South Africa is blessed with a massive range of indigenous trees and other flowering plants. Actually, in the very hot climate, sitting under the trees and enjoying their shade is a part of our lifestyle. Surrounded by gardens and greenery, patches of paradise emerge. And, even in the wilderness, campers always look for that handy tree to enjoy. But, did you know that some trees and plants could be dangerous to your kids?
South Africa potentially dangerous tree to avoid
More than two potentially dangerous indigenous trees occur in the country. But, of note, are the Tamboti and the Candelabra. If you ever traveled to KwaZulu, you might know the Tamboti tree. It’s found in the Ithala Game Reserve and around Pongola. In fact, you might come across it in many places along the east coast. Plus, it occurs in Kruger National Park. The scientific name is Spirostachys africana.
Tall, the trees carry diagnostically tiny leaves. But if you pull the leaves off, a fine milky latex can burn your skin. Irritating latex occurs all over the tree. In fact, in the eyes, it can cause blindness. And you certainly don’t want to put it on the campfire or start a braai with the wood. Some people experience bad reactions from just handling it! The South Africa National Biodiversity Institute explains that some people grow them in their gardens. But obviously, people with kids should be aware of the poisonous properties.
Be careful of the Candelabra
Euphorbia Ingens, known as the Candelabra is another plant that people sometimes grow in their gardens. Or, you might come across them if you travel in drier parts of the country. Drought-resistant and easy to manage, many gardeners enjoy them growing around rockeries. But, they also pose a problem for families with young kids. Plant Care Today notes that the plant has been used as a traditional medicine for centuries.
According to their website, “If ingested, the latex can pose certain health threats. It can cause skin irritation and even blindness on contact.” They also noted that people in South Africa often use them as decorative house plants, But, they also caution that the latex might pose a danger to small children and pets. Severe vomiting, localized pain, or stinging eyes could indicate a close encounter with the plant.
Green, attractive, and bringing a tropical feel to many gardens, is the Delicious Monster. But the Western Cape Government website warns they could be potentially fatal. The website explains that they “contain calcium oxalate crystals” and it’s important that small kids don’t chew on the leaves, seeds, or any parts of the plant. Initial symptoms include an “inflamed mouth, tongue and lips.”

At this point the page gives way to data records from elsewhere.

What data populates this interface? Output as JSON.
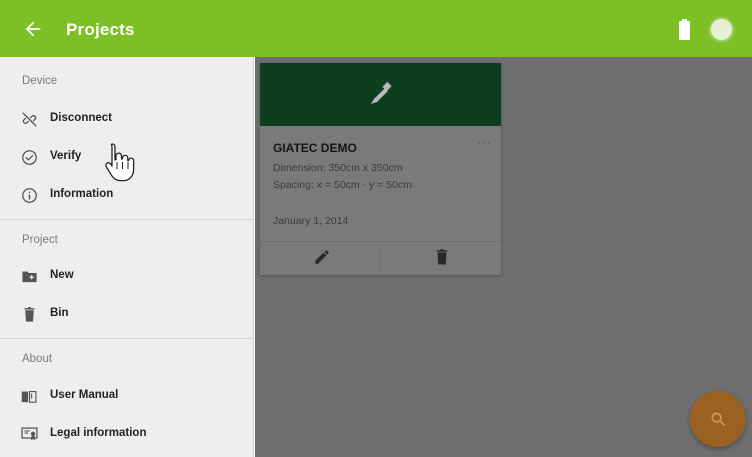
{
  "app_bar": {
    "title": "Projects",
    "color": "#7cbf26",
    "back_icon": "arrow-back-icon",
    "battery_icon": "battery-icon",
    "status_icon": "connection-status-icon"
  },
  "drawer": {
    "sections": [
      {
        "header": "Device",
        "items": [
          {
            "label": "Disconnect",
            "icon": "link-off-icon"
          },
          {
            "label": "Verify",
            "icon": "check-circle-icon"
          },
          {
            "label": "Information",
            "icon": "info-icon"
          }
        ]
      },
      {
        "header": "Project",
        "items": [
          {
            "label": "New",
            "icon": "new-folder-icon"
          },
          {
            "label": "Bin",
            "icon": "trash-icon"
          }
        ]
      },
      {
        "header": "About",
        "items": [
          {
            "label": "User Manual",
            "icon": "book-icon"
          },
          {
            "label": "Legal information",
            "icon": "certificate-icon"
          }
        ]
      }
    ]
  },
  "project_card": {
    "name": "GIATEC DEMO",
    "dimension": "Dimension: 350cm x 350cm",
    "spacing": "Spacing: x = 50cm - y = 50cm",
    "date": "January 1, 2014",
    "more_label": "···",
    "banner_color": "#0d3f1f",
    "banner_icon": "probe-icon",
    "actions": {
      "edit_icon": "pencil-icon",
      "delete_icon": "trash-icon"
    }
  },
  "fab": {
    "icon": "search-icon",
    "color": "#9a6121"
  }
}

Do you know of any other commonly found plants in South African gardens that might be potentially dangerous to kids? Share them in the comments below.